Get access

Cultivation of globally distributed soil bacteria from phylogenetic lineages previously only detected in cultivation-independent surveys

Authors

  • Michelle Sait,

    1. Department of Microbiology and Immunology, The University of Melbourne, Victoria 3010, Australia.
    Search for more papers by this author
  • Philip Hugenholtz,

    1. ComBinE Group, Advanced Computational Modelling Centre, The University of Queensland, Brisbane 4072, Australia.
    Search for more papers by this author
    • Present address: Environmental Science, Policy and Management, Division of Ecosystem Sciences, 151 Hilgard Hall, University of California Berkeley, Berkeley, CA 94720–3110, USA.

  • Peter H. Janssen

    Corresponding author
    1. Department of Microbiology and Immunology, The University of Melbourne, Victoria 3010, Australia.
    Search for more papers by this author

For correspondence. E-mail pjanssen@unimelb.edu.au; Tel. (+61) 38344 5706; Fax (+61) 39347 1540.

Summary

The culturability of microorganisms in a 10 cm core of an Australian pasture soil was investigated using a minimal agar medium with xylan as the growth substrate. Culturability decreased with increasing depth, from a maximum of 19% of the total microscopically countable cells in the 0–2 cm section to 2.4% in the 8–10 cm section. Seventy-one isolates from the core were identified by comparative 16S rRNA gene sequence analysis. Many of these isolates belong to groups of globally distributed soil bacteria, including well-characterized families of the classes Alphaproteobacteria and Betaproteobacteria, and of the subclass Actinobacteridae.
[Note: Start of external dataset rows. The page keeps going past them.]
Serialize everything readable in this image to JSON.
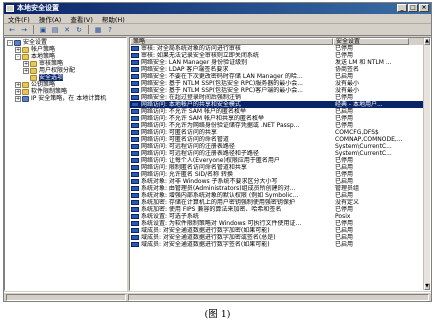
{
  "window": {
    "title": "本地安全设置"
  },
  "menu": [
    "文件(F)",
    "操作(A)",
    "查看(V)",
    "帮助(H)"
  ],
  "toolbar": [
    "back-icon",
    "forward-icon",
    "up-icon",
    "properties-icon",
    "delete-icon",
    "refresh-icon",
    "export-icon",
    "help-icon"
  ],
  "tree": [
    {
      "label": "安全设置",
      "level": 0,
      "exp": "-",
      "icon": "shield"
    },
    {
      "label": "帐户策略",
      "level": 1,
      "exp": "+",
      "icon": "folder"
    },
    {
      "label": "本地策略",
      "level": 1,
      "exp": "-",
      "icon": "folder"
    },
    {
      "label": "审核策略",
      "level": 2,
      "exp": "+",
      "icon": "folder"
    },
    {
      "label": "用户权限分配",
      "level": 2,
      "exp": "+",
      "icon": "folder"
    },
    {
      "label": "安全选项",
      "level": 2,
      "exp": "",
      "icon": "folder",
      "selected": true
    },
    {
      "label": "公钥策略",
      "level": 1,
      "exp": "+",
      "icon": "folder"
    },
    {
      "label": "软件限制策略",
      "level": 1,
      "exp": "+",
      "icon": "folder"
    },
    {
      "label": "IP 安全策略，在 本地计算机",
      "level": 1,
      "exp": "+",
      "icon": "shield"
    }
  ],
  "list": {
    "col_policy": "策略",
    "col_setting": "安全设置",
    "rows": [
      {
        "p": "审核: 对全局系统对象的访问进行审核",
        "s": "已停用"
      },
      {
        "p": "审核: 如果无法记录安全审核则立即关闭系统",
        "s": "已停用"
      },
      {
        "p": "网络安全: LAN Manager 身份验证级别",
        "s": "发送 LM 和 NTLM ..."
      },
      {
        "p": "网络安全: LDAP 客户端签名要求",
        "s": "协商签名"
      },
      {
        "p": "网络安全: 不要在下次更改密码时存储 LAN Manager 的哈...",
        "s": "已启用"
      },
      {
        "p": "网络安全: 基于 NTLM SSP(包括安全 RPC)服务器的最小会...",
        "s": "没有最小"
      },
      {
        "p": "网络安全: 基于 NTLM SSP(包括安全 RPC)客户端的最小会...",
        "s": "没有最小"
      },
      {
        "p": "网络安全: 在超过登录时间后强制注销",
        "s": "已停用"
      },
      {
        "p": "网络访问: 本地帐户的共享和安全模式",
        "s": "经典 - 本地用户...",
        "selected": true
      },
      {
        "p": "网络访问: 不允许 SAM 帐户的匿名枚举",
        "s": "已启用"
      },
      {
        "p": "网络访问: 不允许 SAM 帐户和共享的匿名枚举",
        "s": "已停用"
      },
      {
        "p": "网络访问: 不允许为网络身份验证储存凭据或 .NET Passp...",
        "s": "已停用"
      },
      {
        "p": "网络访问: 可匿名访问的共享",
        "s": "COMCFG,DFS$"
      },
      {
        "p": "网络访问: 可匿名访问的命名管道",
        "s": "COMNAP,COMNODE,..."
      },
      {
        "p": "网络访问: 可远程访问的注册表路径",
        "s": "System\\CurrentC..."
      },
      {
        "p": "网络访问: 可远程访问的注册表路径和子路径",
        "s": "System\\CurrentC..."
      },
      {
        "p": "网络访问: 让每个人(Everyone)权限应用于匿名用户",
        "s": "已停用"
      },
      {
        "p": "网络访问: 限制匿名访问命名管道和共享",
        "s": "已启用"
      },
      {
        "p": "网络访问: 允许匿名 SID/名称 转换",
        "s": "已停用"
      },
      {
        "p": "系统对象: 对非 Windows 子系统不要求区分大小写",
        "s": "已启用"
      },
      {
        "p": "系统对象: 由管理员(Administrators)组成员所创建的对...",
        "s": "管理员组"
      },
      {
        "p": "系统对象: 增强内部系统对象的默认权限 (例如 Symbolic...",
        "s": "已启用"
      },
      {
        "p": "系统加密: 存储在计算机上的用户密钥强制使用强密钥保护",
        "s": "没有定义"
      },
      {
        "p": "系统加密: 使用 FIPS 兼容的算法来加密、哈希和签名",
        "s": "已停用"
      },
      {
        "p": "系统设置: 可选子系统",
        "s": "Posix"
      },
      {
        "p": "系统设置: 为软件限制策略对 Windows 可执行文件使用证...",
        "s": "已停用"
      },
      {
        "p": "域成员: 对安全通道数据进行数字加密(如果可能)",
        "s": "已启用"
      },
      {
        "p": "域成员: 对安全通道数据进行数字加密或签名(总是)",
        "s": "已启用"
      },
      {
        "p": "域成员: 对安全通道数据进行数字签名(如果可能)",
        "s": "已启用"
      }
    ]
  },
  "caption": "(图 1)"
}
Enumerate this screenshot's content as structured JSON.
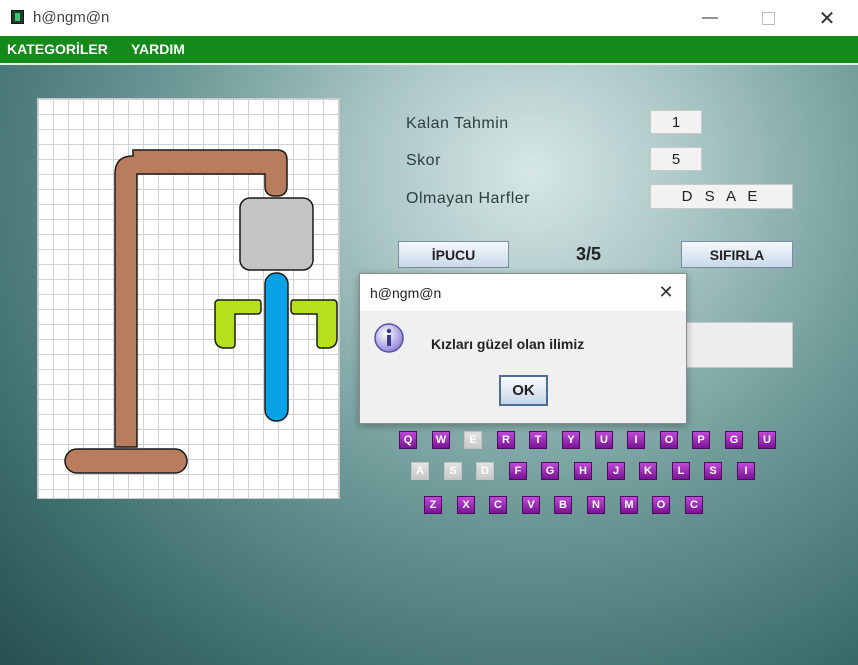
{
  "window": {
    "title": "h@ngm@n",
    "controls": [
      "minimize-icon",
      "maximize-icon",
      "close-icon"
    ]
  },
  "menu": {
    "items": [
      {
        "label": "KATEGORİLER"
      },
      {
        "label": "YARDIM"
      }
    ]
  },
  "stats": {
    "remaining_label": "Kalan Tahmin",
    "remaining_value": "1",
    "score_label": "Skor",
    "score_value": "5",
    "missing_label": "Olmayan Harfler",
    "missing_value": "D S A E"
  },
  "controls": {
    "hint_label": "İPUCU",
    "counter": "3/5",
    "reset_label": "SIFIRLA"
  },
  "keyboard": {
    "rows": [
      [
        {
          "letter": "Q",
          "enabled": true
        },
        {
          "letter": "W",
          "enabled": true
        },
        {
          "letter": "E",
          "enabled": false
        },
        {
          "letter": "R",
          "enabled": true
        },
        {
          "letter": "T",
          "enabled": true
        },
        {
          "letter": "Y",
          "enabled": true
        },
        {
          "letter": "U",
          "enabled": true
        },
        {
          "letter": "I",
          "enabled": true
        },
        {
          "letter": "O",
          "enabled": true
        },
        {
          "letter": "P",
          "enabled": true
        },
        {
          "letter": "G",
          "enabled": true
        },
        {
          "letter": "U",
          "enabled": true
        }
      ],
      [
        {
          "letter": "A",
          "enabled": false
        },
        {
          "letter": "S",
          "enabled": false
        },
        {
          "letter": "D",
          "enabled": false
        },
        {
          "letter": "F",
          "enabled": true
        },
        {
          "letter": "G",
          "enabled": true
        },
        {
          "letter": "H",
          "enabled": true
        },
        {
          "letter": "J",
          "enabled": true
        },
        {
          "letter": "K",
          "enabled": true
        },
        {
          "letter": "L",
          "enabled": true
        },
        {
          "letter": "S",
          "enabled": true
        },
        {
          "letter": "I",
          "enabled": true
        }
      ],
      [
        {
          "letter": "Z",
          "enabled": true
        },
        {
          "letter": "X",
          "enabled": true
        },
        {
          "letter": "C",
          "enabled": true
        },
        {
          "letter": "V",
          "enabled": true
        },
        {
          "letter": "B",
          "enabled": true
        },
        {
          "letter": "N",
          "enabled": true
        },
        {
          "letter": "M",
          "enabled": true
        },
        {
          "letter": "O",
          "enabled": true
        },
        {
          "letter": "C",
          "enabled": true
        }
      ]
    ]
  },
  "dialog": {
    "title": "h@ngm@n",
    "icon": "info-icon",
    "message": "Kızları güzel olan ilimiz",
    "ok_label": "OK"
  },
  "colors": {
    "menubar": "#148a1a",
    "gallows": "#b87c5e",
    "head": "#c4c4c4",
    "arms": "#b6e01c",
    "body": "#0aa2e6",
    "key": "#9c2ab8"
  }
}
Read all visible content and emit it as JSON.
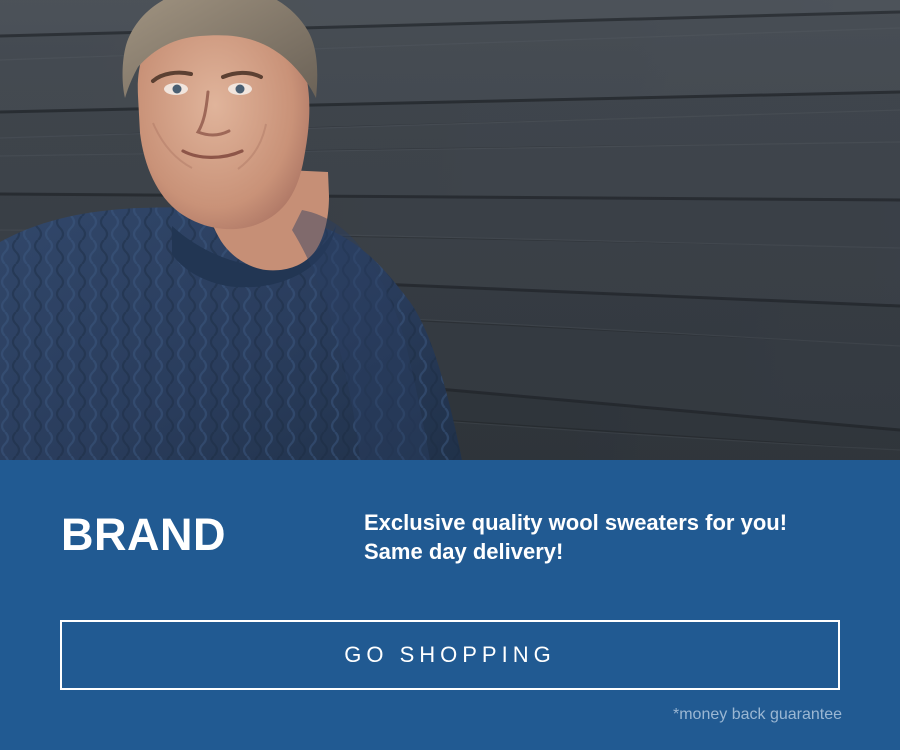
{
  "brand": {
    "logo_text": "BRAND"
  },
  "hero": {
    "image": "man-in-navy-cable-knit-sweater-against-dark-wooden-wall"
  },
  "promo": {
    "line_1": "Exclusive quality wool sweaters for you!",
    "line_2": "Same day delivery!"
  },
  "cta": {
    "label": "GO SHOPPING"
  },
  "footer": {
    "guarantee": "*money back guarantee"
  },
  "colors": {
    "panel_background": "#215a92",
    "text_primary": "#ffffff",
    "text_muted": "#9bb7d3",
    "button_border": "#ffffff"
  }
}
Other isolates belong to groups with few or no cultivated representatives: 10 isolates in two subdivisions of the phylum Acidobacteria, five isolates in a new order and nine isolates in a new family of the class Alphaproteobacteria, two isolates in a new order of the class Gammaproteobacteria, three isolates in two new families of the subclass Actinobacteridae, and two isolates in the subclass Rubrobacteridae. These new isolates represent the first laboratory cultures able to be assigned to some of these groups and greatly increase the number of cultivated strains known for others. This demonstrates that a minimal change in cultivation strategy (using a polymeric growth substrate and longer incubation times) can result in the isolation of globally distributed but previously uncultured phylogenetically novel soil bacteria.

Ancillary